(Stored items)
------------------------------

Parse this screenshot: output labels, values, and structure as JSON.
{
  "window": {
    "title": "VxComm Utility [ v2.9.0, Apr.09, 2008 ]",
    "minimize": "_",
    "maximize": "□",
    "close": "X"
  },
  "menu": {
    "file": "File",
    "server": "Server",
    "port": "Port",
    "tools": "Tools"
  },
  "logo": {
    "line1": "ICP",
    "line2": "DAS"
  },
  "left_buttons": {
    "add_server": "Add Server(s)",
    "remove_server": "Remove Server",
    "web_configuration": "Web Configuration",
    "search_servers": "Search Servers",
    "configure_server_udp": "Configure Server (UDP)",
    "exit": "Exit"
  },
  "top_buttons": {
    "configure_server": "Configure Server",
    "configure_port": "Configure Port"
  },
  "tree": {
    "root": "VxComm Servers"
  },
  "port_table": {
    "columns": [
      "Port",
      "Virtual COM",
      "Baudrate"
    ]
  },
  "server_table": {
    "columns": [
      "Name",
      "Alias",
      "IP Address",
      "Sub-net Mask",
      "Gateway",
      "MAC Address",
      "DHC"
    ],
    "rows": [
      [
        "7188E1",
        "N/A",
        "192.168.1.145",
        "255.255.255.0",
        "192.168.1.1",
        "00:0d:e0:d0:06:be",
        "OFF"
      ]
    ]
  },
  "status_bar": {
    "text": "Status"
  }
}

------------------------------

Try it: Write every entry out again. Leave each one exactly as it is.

Task answer:
Parse this screenshot: output labels, values, and structure as JSON.
{
  "window": {
    "title": "VxComm Utility [ v2.9.0, Apr.09, 2008 ]",
    "minimize": "_",
    "maximize": "□",
    "close": "X"
  },
  "menu": {
    "file": "File",
    "server": "Server",
    "port": "Port",
    "tools": "Tools"
  },
  "logo": {
    "line1": "ICP",
    "line2": "DAS"
  },
  "left_buttons": {
    "add_server": "Add Server(s)",
    "remove_server": "Remove Server",
    "web_configuration": "Web Configuration",
    "search_servers": "Search Servers",
    "configure_server_udp": "Configure Server (UDP)",
    "exit": "Exit"
  },
  "top_buttons": {
    "configure_server": "Configure Server",
    "configure_port": "Configure Port"
  },
  "tree": {
    "root": "VxComm Servers"
  },
  "port_table": {
    "columns": [
      "Port",
      "Virtual COM",
      "Baudrate"
    ]
  },
  "server_table": {
    "columns": [
      "Name",
      "Alias",
      "IP Address",
      "Sub-net Mask",
      "Gateway",
      "MAC Address",
      "DHC"
    ],
    "rows": [
      [
        "7188E1",
        "N/A",
        "192.168.1.145",
        "255.255.255.0",
        "192.168.1.1",
        "00:0d:e0:d0:06:be",
        "OFF"
      ]
    ]
  },
  "status_bar": {
    "text": "Status"
  }
}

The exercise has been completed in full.